_What you will do:_
Every record that follows must be set down word for word.

_Data for analysis:_
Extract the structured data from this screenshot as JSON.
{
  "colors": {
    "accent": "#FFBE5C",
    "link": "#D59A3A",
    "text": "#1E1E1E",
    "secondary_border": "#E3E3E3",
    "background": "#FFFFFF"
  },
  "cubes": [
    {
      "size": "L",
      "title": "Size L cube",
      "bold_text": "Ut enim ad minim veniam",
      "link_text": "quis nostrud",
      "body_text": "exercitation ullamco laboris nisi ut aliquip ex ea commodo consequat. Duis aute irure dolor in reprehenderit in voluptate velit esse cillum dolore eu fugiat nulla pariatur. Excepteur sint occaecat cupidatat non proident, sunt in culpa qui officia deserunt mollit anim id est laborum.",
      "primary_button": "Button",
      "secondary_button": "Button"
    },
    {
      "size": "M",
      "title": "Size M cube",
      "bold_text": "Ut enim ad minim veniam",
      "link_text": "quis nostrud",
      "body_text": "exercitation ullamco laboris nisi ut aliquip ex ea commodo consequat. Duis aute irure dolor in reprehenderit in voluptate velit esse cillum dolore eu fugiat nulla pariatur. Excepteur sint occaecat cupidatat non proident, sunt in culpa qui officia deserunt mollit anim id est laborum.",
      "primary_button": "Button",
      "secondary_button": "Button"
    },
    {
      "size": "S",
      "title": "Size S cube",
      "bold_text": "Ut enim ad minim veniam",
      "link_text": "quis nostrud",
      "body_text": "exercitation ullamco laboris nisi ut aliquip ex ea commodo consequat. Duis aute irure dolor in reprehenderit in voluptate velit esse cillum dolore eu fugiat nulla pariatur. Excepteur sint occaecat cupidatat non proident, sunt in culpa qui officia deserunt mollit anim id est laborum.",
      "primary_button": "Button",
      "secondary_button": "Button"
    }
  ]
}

_Written solution:_
Extract the structured data from this screenshot as JSON.
{
  "colors": {
    "accent": "#FFBE5C",
    "link": "#D59A3A",
    "text": "#1E1E1E",
    "secondary_border": "#E3E3E3",
    "background": "#FFFFFF"
  },
  "cubes": [
    {
      "size": "L",
      "title": "Size L cube",
      "bold_text": "Ut enim ad minim veniam",
      "link_text": "quis nostrud",
      "body_text": "exercitation ullamco laboris nisi ut aliquip ex ea commodo consequat. Duis aute irure dolor in reprehenderit in voluptate velit esse cillum dolore eu fugiat nulla pariatur. Excepteur sint occaecat cupidatat non proident, sunt in culpa qui officia deserunt mollit anim id est laborum.",
      "primary_button": "Button",
      "secondary_button": "Button"
    },
    {
      "size": "M",
      "title": "Size M cube",
      "bold_text": "Ut enim ad minim veniam",
      "link_text": "quis nostrud",
      "body_text": "exercitation ullamco laboris nisi ut aliquip ex ea commodo consequat. Duis aute irure dolor in reprehenderit in voluptate velit esse cillum dolore eu fugiat nulla pariatur. Excepteur sint occaecat cupidatat non proident, sunt in culpa qui officia deserunt mollit anim id est laborum.",
      "primary_button": "Button",
      "secondary_button": "Button"
    },
    {
      "size": "S",
      "title": "Size S cube",
      "bold_text": "Ut enim ad minim veniam",
      "link_text": "quis nostrud",
      "body_text": "exercitation ullamco laboris nisi ut aliquip ex ea commodo consequat. Duis aute irure dolor in reprehenderit in voluptate velit esse cillum dolore eu fugiat nulla pariatur. Excepteur sint occaecat cupidatat non proident, sunt in culpa qui officia deserunt mollit anim id est laborum.",
      "primary_button": "Button",
      "secondary_button": "Button"
    }
  ]
}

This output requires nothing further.